Please also note that it is now a legal requirement for visitors over the age of 11 to wear a face mask when not eating or drinking to help minimise the spread of Covid-19.

For more info read the Alexandra Palace FAQs. If you have any queries, please contact ahead your visit to ensure your smooth entry into the venue



2021/22 Championship League Snooker – Stuart Bingham wins Group 4

Stuart Bingham emerged the winner of this season “traditional” CLS Group 4.

Here is the report by WST:

Bingham Wins Group Four

Stuart Bingham won Group Four of the 2022 BetVictor Championship League Snooker Invitational by beating Kyren Wilson 3-2 in the stage final at the Morningside Arena in Leicester.

Bingham reached the playoffs by beating Scott Donaldson 3-0 in his final game to set up a semi-final showdown with Mark Selby. A fine display from 2015 Crucible king Bingham saw him edge out current World Champion Selby 3-2, with breaks of 137, 51 and 65.

Defending champion Wilson meanwhile had looked imperious all day long and dispatched of Donaldson 3-0 in good time with breaks of 121 and 75 on the way to setting up a final meeting with Bingham.

When it came to the final, Bingham found himself 2-0 up and one away from the Winners’ Group, but Wilson has proven time and time again that he will never give up. The Warrior battled to take the next two with breaks of 71 and 50 to force a decider. The final frame went in Bingham’s favour and he fired in a clearance of 94 to win it and progress.

Bingham, who is set to face Wilson at the Masters next week, said: “I have played pretty solidly since I have been here over the last four days. I am over the moon. It’s a great start to the year. I made a few nice 100s. It was nice to get one over Kyren ahead of next week. He beat me 3-1 in the group stage. I got lucky to beat him in the end. Next week is a different kettle of fish in front of a packed crowd at Alexandra Palace. I felt like my game has been there and not turned up. It’s nice this week to turn up and make a few 100s. Just to hopefully put me in good stead for the rest of the season.”


Xiao Guodong didn’t win a match, finished last of the group but hit the 200th century of his career, a 101 in the third frame of his match against Lu Ning.
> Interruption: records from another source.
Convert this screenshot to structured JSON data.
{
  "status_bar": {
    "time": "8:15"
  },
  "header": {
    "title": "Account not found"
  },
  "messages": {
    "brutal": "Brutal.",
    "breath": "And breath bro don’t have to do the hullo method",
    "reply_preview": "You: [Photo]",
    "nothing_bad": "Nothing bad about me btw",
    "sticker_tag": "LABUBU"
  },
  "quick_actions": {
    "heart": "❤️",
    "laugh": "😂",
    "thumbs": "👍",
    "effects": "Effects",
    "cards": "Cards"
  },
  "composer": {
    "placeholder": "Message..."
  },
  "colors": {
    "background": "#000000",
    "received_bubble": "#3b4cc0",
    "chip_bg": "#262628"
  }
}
Judd Trump was ingloriously relegated having won just two matches.

Mark Selby withdrew from the tournament. He probably wants a bit of rest ahead of the Masters.